  • Article by: AMY FORLITI
  • Associated Press
  • June 24, 2014 - 6:25 PM

MINNEAPOLIS — A Roman Catholic priest accused of molesting several boys while claiming he was "horsing around" said leaders in the Archdiocese of St. Paul and Minneapolis allowed him to remain near children for years, even though parents had complained about his conduct as early as 1969, according to documents released Tuesday.

The documents also show that after a lawsuit was filed against the Rev. Jerome Kern in 1993, church leaders who knew about allegations against Kern chose to leave him in a Minnetonka parish, and assured parents he wasn't a risk. That lawsuit was later settled.
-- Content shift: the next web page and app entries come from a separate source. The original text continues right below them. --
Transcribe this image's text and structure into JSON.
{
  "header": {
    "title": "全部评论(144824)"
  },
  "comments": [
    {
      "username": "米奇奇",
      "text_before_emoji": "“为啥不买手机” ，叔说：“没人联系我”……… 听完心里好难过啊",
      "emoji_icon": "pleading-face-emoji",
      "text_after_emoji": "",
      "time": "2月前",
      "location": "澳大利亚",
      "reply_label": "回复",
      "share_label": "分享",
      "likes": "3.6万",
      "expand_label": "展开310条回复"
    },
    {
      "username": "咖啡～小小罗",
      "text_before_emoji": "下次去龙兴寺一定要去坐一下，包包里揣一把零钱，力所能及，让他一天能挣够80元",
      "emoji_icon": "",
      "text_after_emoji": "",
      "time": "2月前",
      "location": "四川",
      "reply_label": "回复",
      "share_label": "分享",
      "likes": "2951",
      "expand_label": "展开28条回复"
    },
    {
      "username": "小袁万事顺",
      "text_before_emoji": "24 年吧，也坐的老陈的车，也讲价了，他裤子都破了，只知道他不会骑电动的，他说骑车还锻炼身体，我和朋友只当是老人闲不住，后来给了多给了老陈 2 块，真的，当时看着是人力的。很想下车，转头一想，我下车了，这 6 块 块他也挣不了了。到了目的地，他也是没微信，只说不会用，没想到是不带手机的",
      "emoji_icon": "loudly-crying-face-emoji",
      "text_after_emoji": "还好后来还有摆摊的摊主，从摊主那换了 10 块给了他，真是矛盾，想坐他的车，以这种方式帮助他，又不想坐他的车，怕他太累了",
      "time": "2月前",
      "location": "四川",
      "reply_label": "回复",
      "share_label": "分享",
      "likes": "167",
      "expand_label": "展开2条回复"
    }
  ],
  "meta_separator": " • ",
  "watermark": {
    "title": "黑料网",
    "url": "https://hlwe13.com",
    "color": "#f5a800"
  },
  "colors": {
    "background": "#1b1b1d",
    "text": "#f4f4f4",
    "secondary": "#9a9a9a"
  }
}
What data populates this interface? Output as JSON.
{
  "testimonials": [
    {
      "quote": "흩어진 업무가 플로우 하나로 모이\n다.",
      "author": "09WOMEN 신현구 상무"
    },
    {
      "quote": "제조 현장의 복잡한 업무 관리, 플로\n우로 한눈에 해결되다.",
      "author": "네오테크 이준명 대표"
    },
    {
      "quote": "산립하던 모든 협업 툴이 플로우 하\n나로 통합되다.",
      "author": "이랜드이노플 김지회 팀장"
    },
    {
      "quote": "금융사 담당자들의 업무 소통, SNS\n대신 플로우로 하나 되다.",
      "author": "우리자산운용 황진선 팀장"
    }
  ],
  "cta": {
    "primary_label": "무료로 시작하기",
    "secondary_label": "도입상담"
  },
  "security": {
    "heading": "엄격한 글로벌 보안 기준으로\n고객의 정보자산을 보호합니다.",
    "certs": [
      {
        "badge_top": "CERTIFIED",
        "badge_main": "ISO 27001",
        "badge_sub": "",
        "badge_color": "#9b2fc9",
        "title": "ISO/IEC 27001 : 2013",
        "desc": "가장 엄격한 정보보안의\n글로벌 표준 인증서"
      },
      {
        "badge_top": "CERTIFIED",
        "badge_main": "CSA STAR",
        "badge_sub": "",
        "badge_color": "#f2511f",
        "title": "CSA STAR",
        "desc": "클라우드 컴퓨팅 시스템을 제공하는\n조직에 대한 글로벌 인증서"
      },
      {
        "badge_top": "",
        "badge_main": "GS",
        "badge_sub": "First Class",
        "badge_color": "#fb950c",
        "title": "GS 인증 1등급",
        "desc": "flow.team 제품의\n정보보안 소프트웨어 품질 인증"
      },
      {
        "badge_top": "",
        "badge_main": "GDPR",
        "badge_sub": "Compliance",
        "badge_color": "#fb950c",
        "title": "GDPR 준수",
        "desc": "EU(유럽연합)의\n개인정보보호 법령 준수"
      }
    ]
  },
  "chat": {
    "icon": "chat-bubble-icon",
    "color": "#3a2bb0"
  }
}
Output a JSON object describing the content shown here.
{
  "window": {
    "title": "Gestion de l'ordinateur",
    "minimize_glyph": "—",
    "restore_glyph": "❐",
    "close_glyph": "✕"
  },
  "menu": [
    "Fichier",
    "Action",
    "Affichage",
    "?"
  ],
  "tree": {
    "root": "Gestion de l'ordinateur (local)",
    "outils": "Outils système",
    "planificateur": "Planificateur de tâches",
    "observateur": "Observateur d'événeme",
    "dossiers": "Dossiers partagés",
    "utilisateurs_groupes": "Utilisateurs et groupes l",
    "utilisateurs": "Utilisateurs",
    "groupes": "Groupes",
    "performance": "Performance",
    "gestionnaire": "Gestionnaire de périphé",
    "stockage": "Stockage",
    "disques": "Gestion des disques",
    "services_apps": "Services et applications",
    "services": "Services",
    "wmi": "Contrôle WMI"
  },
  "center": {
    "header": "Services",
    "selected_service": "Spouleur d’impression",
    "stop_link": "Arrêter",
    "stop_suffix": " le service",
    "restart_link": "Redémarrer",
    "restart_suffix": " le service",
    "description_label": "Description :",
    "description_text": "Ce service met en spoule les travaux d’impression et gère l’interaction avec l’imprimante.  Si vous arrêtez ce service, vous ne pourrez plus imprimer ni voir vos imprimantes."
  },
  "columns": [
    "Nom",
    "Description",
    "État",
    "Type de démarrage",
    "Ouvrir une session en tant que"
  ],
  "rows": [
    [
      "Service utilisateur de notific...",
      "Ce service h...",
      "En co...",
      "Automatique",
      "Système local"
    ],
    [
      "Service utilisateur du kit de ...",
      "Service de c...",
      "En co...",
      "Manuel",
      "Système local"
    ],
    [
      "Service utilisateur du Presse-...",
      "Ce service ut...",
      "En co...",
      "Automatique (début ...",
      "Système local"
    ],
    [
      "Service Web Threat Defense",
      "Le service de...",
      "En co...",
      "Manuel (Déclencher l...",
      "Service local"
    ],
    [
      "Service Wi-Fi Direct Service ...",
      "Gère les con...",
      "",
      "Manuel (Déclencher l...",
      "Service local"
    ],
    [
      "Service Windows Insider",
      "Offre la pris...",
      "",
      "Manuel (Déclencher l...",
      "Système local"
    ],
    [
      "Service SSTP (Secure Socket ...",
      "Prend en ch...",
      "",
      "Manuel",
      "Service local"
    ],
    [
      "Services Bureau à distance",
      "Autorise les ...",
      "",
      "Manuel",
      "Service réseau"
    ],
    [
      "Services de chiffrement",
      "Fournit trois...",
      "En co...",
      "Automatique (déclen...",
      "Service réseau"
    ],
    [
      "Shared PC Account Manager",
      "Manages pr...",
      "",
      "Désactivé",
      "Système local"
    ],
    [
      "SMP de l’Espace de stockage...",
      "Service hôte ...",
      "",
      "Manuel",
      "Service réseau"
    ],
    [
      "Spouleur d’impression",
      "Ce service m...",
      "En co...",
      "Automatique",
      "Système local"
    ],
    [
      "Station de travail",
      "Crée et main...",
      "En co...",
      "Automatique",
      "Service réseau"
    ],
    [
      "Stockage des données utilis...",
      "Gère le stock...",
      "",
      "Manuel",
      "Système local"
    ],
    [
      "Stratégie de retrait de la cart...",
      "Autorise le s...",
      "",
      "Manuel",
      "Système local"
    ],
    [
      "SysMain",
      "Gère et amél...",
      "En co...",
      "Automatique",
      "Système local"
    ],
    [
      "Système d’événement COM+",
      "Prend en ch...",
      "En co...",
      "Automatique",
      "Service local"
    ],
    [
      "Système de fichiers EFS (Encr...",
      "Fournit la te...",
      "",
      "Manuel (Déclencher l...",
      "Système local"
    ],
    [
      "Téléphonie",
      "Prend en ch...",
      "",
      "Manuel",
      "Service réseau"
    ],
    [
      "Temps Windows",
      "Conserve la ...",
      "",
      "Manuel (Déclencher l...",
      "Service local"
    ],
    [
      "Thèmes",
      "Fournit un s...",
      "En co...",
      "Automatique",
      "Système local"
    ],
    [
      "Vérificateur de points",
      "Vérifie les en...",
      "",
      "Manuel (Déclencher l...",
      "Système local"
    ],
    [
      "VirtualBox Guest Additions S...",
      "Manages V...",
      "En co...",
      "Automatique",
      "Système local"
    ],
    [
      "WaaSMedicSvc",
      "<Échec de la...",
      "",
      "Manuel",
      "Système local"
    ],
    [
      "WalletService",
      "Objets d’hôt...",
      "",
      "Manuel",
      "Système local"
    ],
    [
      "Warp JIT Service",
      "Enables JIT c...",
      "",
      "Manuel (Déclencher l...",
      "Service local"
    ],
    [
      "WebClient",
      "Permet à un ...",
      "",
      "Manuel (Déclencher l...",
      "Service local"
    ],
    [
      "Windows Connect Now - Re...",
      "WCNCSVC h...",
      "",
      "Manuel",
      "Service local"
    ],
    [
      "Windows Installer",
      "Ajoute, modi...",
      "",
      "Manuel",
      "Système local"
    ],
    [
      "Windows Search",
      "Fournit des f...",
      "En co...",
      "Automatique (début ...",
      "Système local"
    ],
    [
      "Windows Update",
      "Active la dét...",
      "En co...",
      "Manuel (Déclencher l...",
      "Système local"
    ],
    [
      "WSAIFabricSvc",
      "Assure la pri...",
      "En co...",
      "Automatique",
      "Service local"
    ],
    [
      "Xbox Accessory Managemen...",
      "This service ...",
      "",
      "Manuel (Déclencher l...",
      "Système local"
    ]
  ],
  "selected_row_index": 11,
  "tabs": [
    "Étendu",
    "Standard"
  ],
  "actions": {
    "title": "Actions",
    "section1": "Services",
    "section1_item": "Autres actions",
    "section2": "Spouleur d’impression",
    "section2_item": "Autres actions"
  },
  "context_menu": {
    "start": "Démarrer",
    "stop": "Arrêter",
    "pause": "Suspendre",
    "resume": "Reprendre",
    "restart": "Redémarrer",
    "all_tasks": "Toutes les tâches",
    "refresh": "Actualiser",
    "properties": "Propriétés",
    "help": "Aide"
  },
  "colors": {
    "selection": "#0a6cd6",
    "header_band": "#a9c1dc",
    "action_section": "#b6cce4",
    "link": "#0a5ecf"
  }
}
The redacted documents were made public Tuesday by attorneys for a man who claims Kern sexually abused him in the 1970s, when the man was 12 to 16 years old. They were released as part of a lawsuit filed last year that alleges the church created a public nuisance by keeping information about accused priests secret.

The attorneys also released a sworn deposition by Kern, in which Kern admits to touching at least one boy's genitals, over his swimming suit, while in a busy swimming pool. Kern denied touching several others in a sexual way and said he thought wrestling, horsing around, or "jostling" with youth was legitimate recreation.

"At that time I thought it was appropriate, you know," Kern said. "Now I realize it's not."

He added: "I never thought of it as sexual."

Kern's attorney didn't immediately return a message seeking comment, and a spokesman for the archdiocese said the deposition stands on its own.

Jeff Anderson, an attorney for victims, said he has identified roughly 20 people who say they were abused by Kern. He said Kern is a "multiple serial offender who could not control his urges, who operates largely in denial."

He said it's disturbing that church officials made a conscious choice to keep Kern in ministry.

The documents, which include letters from parents and memos from church leaders, show church officials first received complaints about Kern in 1969. Other documents show a psychologist did not believe Kern was a risk.

Kern said in his deposition that he had not been restricted or prevented from being around children until 2002, when he was removed from active ministry. He said no church leaders told him that he should stop his behavior and no one suggested he was committing a crime.

© 2014 Star Tribune